“I was the youngest member of the Legation, the one most newly arrived from America…”
There’s a touch of Isak Dinesen’s wistful remembrance of Africa in Ruth Wolfe Weems’ writing on her years in Tangier. A bit of the postwar sense of loss after the adventures, the thrill of exotic surroundings, the challenges of being a 23 year old from North Carolina swept up in the maelstrom that was Interzone Tangier. The Best Years of Our Lives, in a way, with a feminine twist.
There are stalwart US Navy petty officers, superstitious Spanish maids and haggling Moroccan merchants, and menacing Axis agents in Dorothy Weems’ one-woman play, set in the Tangier of World War II. Miss Wolfe’s Tangier Stories: Memories of a Young Woman’s Sojourn in Tangier 1944 – 1946, made its world debut at the Legation on Saturday June 2.
“There was Dick Burgess, the cloak-and-dagger man… ” Young Ruth Wolfe was a code clerk, processing cable traffic on often-sensitive war information. A code clerk had to watch out for threatening Axis agents. Even R & R flights could be risky maneuvers.
Dorothy Weems has woven her mother’s wartime stories – some published in the postwar Carolina Quarterly – into a tapestry of that fascinating era. At the time, Tangier, International Zone was occupied by troops from Franco’s Spain, and there’s a definite Spanish flavor in the play: young Ruth is señorita to most people, and pesetas the currency.
Dorothy Weems, Ruth’s youngest daughter and a theatre and TV actress, has written and acted this play with a passion that was evident to our standing room only (we had to turn latecomers away) crowd. People could “see” the Tangier of the Forties, helped by the venue of the Legation, with our best attempts to create a set that brought back that era.

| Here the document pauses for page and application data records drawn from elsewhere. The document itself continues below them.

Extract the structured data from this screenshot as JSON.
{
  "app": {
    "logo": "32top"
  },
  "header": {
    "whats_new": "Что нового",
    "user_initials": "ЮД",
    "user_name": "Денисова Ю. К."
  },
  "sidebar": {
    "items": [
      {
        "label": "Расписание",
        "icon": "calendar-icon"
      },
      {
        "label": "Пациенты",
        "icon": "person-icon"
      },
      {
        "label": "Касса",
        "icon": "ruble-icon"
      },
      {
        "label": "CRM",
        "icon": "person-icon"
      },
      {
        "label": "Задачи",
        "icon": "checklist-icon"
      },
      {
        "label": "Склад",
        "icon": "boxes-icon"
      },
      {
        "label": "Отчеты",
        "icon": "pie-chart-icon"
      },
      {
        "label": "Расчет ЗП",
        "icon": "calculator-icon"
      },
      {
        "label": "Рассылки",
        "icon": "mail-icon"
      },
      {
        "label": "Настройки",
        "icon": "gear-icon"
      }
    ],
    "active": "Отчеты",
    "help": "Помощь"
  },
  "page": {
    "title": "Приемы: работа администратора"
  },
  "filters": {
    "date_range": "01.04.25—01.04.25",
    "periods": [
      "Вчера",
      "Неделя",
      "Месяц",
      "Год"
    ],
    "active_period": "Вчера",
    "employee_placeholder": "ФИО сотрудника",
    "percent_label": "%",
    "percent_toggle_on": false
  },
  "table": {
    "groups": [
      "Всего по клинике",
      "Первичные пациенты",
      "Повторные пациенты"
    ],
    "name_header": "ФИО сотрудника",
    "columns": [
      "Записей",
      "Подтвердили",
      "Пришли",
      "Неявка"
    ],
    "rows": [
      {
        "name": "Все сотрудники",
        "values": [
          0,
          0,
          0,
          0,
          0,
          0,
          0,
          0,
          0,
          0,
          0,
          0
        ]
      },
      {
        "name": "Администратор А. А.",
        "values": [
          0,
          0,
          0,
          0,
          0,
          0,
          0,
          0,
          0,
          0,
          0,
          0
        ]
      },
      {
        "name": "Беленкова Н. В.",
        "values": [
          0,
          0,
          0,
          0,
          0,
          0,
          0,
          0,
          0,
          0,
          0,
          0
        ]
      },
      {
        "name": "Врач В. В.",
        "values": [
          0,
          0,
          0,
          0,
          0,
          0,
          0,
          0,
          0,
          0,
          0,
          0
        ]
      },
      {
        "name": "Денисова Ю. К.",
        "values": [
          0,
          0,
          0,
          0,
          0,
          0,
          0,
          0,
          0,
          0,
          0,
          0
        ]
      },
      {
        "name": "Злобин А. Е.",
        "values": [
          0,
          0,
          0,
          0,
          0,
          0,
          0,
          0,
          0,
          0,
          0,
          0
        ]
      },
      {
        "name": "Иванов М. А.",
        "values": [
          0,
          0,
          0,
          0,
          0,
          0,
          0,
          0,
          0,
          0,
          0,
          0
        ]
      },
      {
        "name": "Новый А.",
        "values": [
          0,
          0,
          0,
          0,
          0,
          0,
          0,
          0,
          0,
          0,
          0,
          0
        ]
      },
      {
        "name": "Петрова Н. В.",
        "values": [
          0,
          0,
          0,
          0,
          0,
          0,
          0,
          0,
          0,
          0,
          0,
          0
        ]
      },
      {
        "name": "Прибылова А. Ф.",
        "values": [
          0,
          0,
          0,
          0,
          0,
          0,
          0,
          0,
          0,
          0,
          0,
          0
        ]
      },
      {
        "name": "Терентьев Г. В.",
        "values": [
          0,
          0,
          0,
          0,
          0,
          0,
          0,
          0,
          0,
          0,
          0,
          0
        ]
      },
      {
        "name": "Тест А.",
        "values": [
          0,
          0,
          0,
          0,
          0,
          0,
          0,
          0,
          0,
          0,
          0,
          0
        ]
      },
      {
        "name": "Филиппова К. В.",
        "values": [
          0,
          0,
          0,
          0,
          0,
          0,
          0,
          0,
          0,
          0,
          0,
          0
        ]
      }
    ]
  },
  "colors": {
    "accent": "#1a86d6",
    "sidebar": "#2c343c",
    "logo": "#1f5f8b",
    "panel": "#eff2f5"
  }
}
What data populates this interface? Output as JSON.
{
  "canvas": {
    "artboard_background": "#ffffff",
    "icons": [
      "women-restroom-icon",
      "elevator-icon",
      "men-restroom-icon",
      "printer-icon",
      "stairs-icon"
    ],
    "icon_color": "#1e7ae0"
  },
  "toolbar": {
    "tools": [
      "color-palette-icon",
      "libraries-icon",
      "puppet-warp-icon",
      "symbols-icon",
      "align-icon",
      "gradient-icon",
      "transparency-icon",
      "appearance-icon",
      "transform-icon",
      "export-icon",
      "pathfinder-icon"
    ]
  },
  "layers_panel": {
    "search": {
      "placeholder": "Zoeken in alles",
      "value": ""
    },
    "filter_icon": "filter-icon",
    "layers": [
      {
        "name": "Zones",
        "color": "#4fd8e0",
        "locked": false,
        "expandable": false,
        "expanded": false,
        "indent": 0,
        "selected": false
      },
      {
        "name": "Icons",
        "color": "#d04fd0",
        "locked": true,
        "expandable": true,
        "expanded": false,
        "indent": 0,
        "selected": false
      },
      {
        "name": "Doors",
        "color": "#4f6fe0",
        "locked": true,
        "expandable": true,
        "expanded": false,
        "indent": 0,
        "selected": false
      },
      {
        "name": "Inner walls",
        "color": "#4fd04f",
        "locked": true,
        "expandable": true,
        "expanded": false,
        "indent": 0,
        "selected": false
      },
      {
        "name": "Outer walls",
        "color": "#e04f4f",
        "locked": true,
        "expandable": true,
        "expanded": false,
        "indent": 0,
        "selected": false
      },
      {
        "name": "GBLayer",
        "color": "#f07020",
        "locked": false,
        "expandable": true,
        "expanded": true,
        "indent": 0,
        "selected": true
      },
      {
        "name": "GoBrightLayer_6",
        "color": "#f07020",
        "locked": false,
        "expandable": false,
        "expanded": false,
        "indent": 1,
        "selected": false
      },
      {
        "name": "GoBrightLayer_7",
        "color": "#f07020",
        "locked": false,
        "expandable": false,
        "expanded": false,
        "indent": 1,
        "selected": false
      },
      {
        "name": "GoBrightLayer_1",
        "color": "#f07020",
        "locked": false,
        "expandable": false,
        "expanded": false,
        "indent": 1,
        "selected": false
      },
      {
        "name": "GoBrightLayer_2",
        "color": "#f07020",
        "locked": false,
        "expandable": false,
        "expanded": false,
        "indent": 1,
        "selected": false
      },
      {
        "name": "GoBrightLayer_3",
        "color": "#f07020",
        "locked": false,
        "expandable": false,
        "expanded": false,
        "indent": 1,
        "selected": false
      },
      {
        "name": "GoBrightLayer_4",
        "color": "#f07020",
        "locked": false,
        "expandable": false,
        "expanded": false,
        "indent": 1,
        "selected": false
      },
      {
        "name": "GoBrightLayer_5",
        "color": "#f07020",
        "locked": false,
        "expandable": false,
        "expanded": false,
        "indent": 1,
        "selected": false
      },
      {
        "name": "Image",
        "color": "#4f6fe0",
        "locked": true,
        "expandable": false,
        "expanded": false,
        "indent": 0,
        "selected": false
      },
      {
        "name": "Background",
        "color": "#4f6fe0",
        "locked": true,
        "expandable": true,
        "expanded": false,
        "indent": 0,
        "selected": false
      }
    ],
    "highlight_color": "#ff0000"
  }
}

Relying on her mother’s stories – both published and the stories that parents share with their children – Dorothy Weems researched pronunciation of phrases reflecting the polyglot Tangier that her mother found so fascinating. Dorothy’s dedication to getting the details right knew no bounds – her successful quest for period style black-hemmed hose even took her to a “specialty shop,” shall we say, in her native Huntsville, Alabama.
The setting – and the timing – couldn’t have been better, as the performance was included in the program of “Performing Tangier,” which meant a built-in audience of theatre experts from Morocco, Europe, and North America, many of whom were particularly impressed with the “site-specific” performance. The leadup to the curtain-opening was filled with a slideshow of Ruth Wolfe Weems’ photos from her Tangier days, with a nice Forties soundtrack (Glenn Miller, film music from Casablanca).
Particularly touching were the comments by the audience in Dorothy’s signature book:
- “My father was in North Africa during the war, and your mother’s work would have been important to him”
- “Excellent recreation of the time”
- “Brought me into the 1940s. Thanks for the ride!”
- “A voyage through time on a human scale”
Dorothy Weems hopes to perform her play in front of Stateside audiences, but ours was the unique treat: witnessing daughter play mother, in the very place – the Tangier American Legation – which made such an impression on young Miss Wolfe. Pretty hard to top that.